In the data that follows, count each line with the string "this"; the reply is the number only.

> Stored data
>>>
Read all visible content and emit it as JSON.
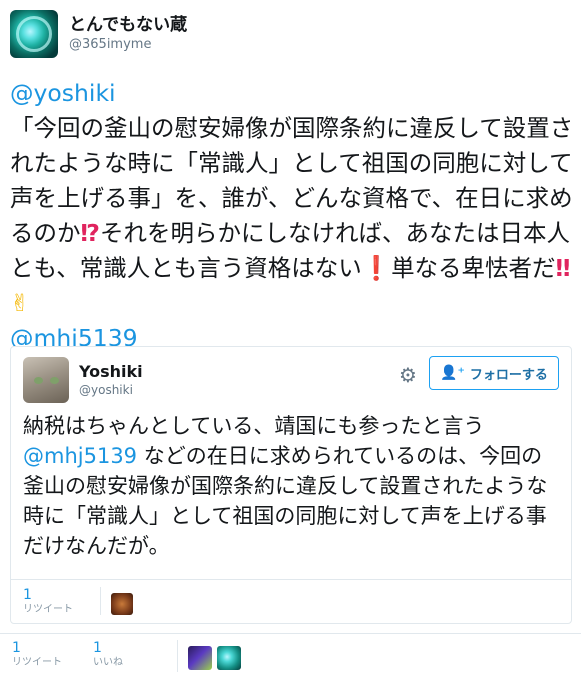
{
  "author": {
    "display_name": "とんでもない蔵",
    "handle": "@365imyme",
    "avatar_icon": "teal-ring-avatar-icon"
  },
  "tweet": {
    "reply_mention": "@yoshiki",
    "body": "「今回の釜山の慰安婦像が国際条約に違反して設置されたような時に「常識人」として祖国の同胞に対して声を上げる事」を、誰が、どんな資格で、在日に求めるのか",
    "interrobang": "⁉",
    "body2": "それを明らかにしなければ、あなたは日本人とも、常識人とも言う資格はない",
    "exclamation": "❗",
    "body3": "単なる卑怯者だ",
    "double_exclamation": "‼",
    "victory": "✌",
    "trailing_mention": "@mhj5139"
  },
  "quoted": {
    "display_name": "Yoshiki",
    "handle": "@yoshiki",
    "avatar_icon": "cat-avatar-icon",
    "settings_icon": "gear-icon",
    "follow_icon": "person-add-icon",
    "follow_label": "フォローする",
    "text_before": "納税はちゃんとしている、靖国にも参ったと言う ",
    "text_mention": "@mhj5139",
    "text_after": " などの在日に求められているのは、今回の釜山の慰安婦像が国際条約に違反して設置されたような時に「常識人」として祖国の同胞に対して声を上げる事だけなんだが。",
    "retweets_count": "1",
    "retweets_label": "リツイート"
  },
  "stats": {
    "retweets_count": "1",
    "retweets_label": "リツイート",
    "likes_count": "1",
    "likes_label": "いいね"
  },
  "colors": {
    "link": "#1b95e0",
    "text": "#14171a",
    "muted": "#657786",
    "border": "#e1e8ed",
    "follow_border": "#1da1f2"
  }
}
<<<
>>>
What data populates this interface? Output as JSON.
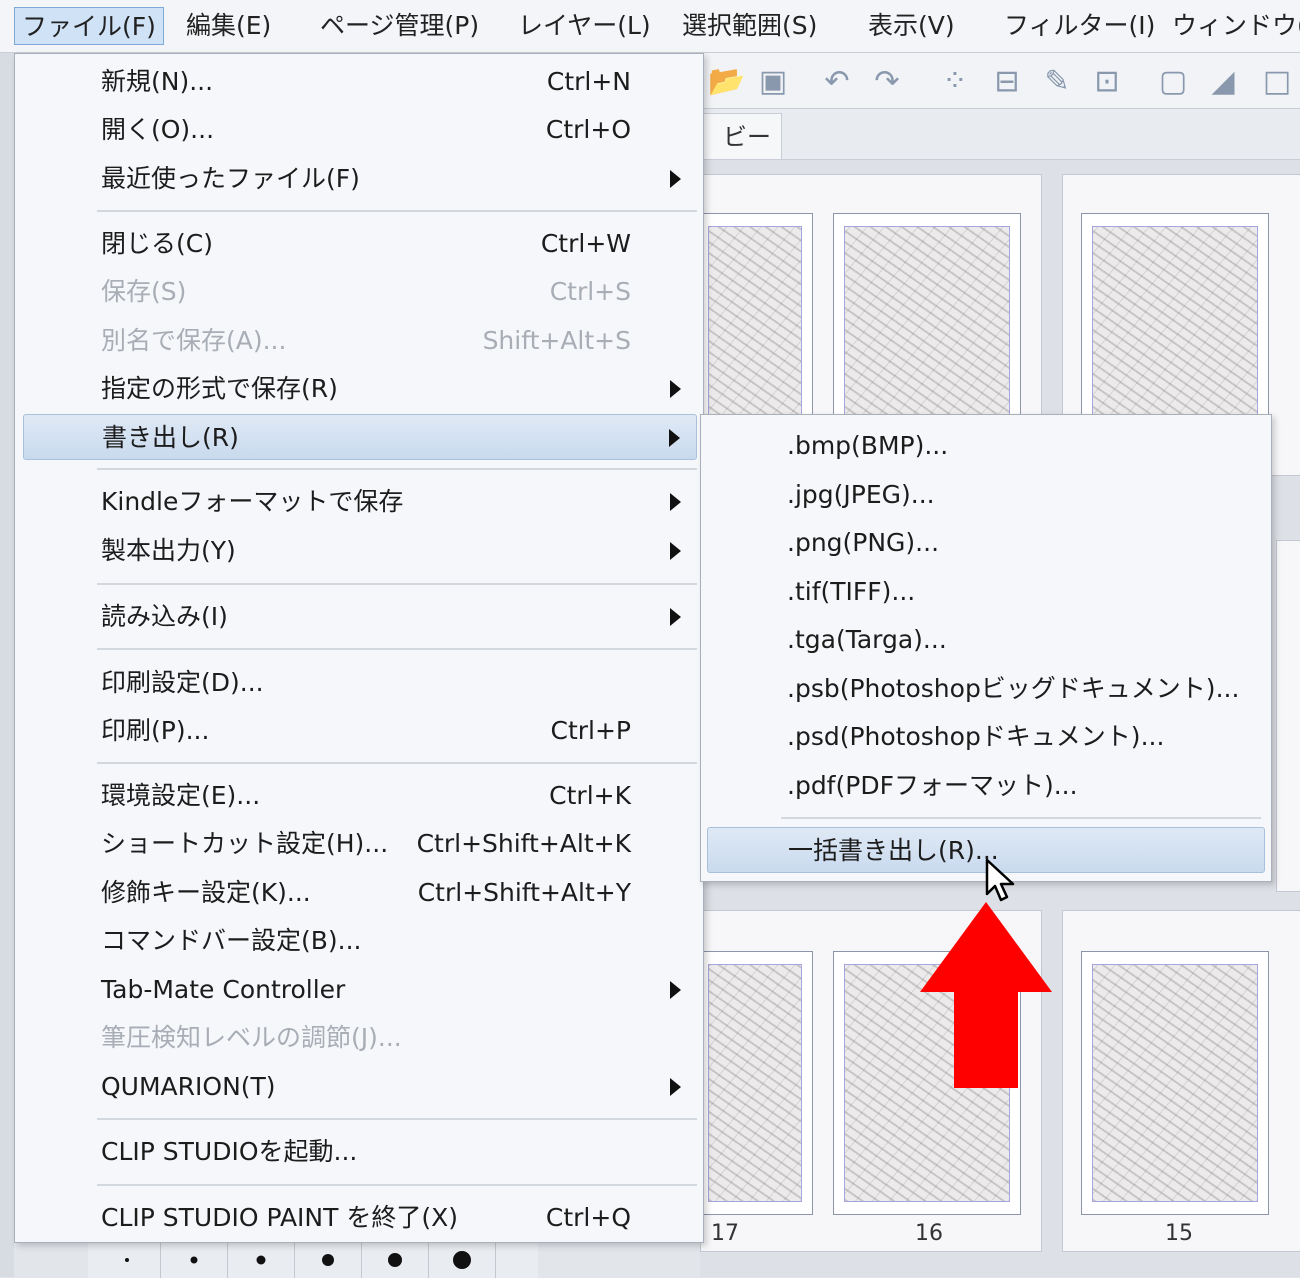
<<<
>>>
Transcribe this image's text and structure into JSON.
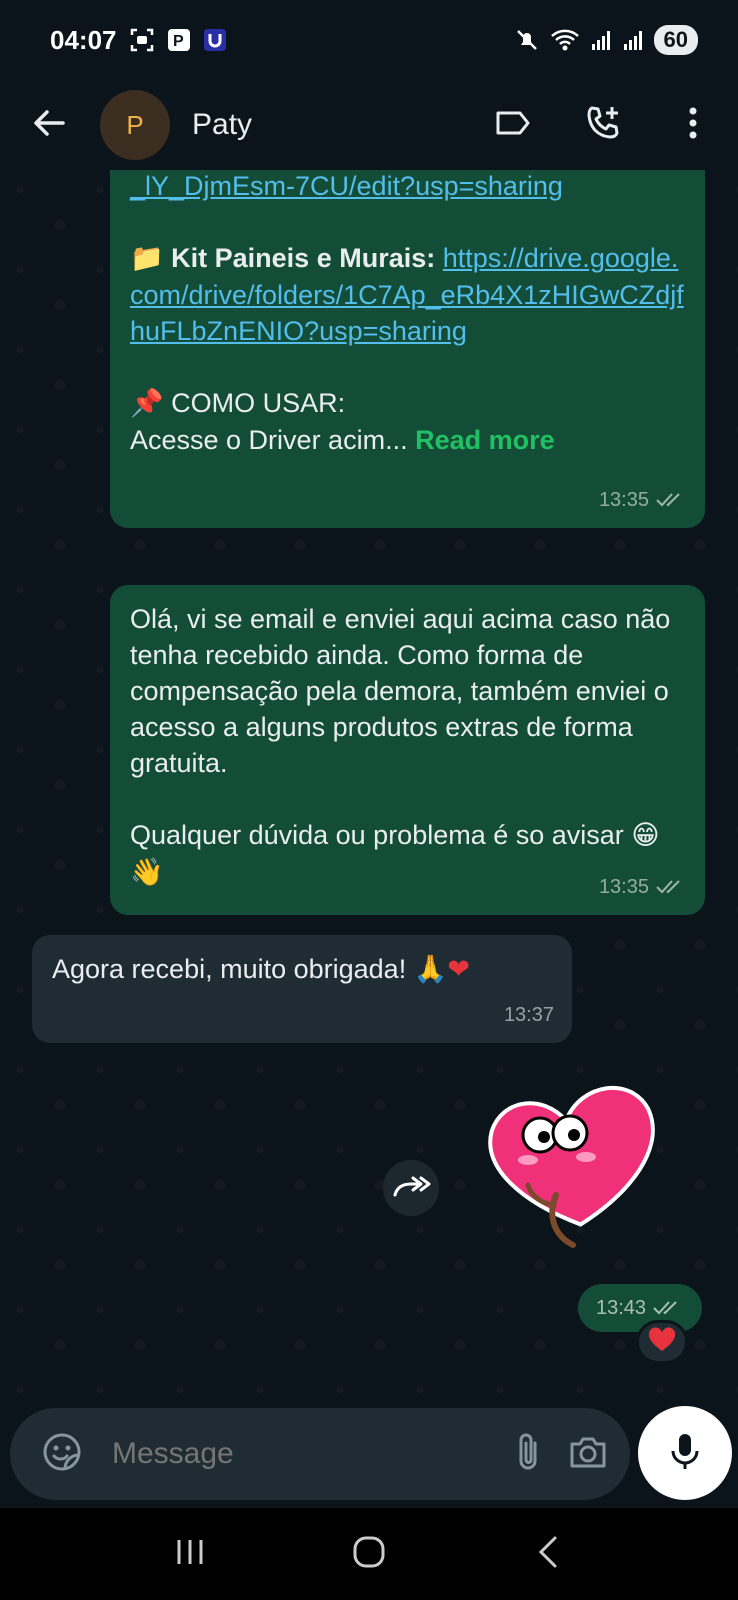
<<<
> Exercise answer
2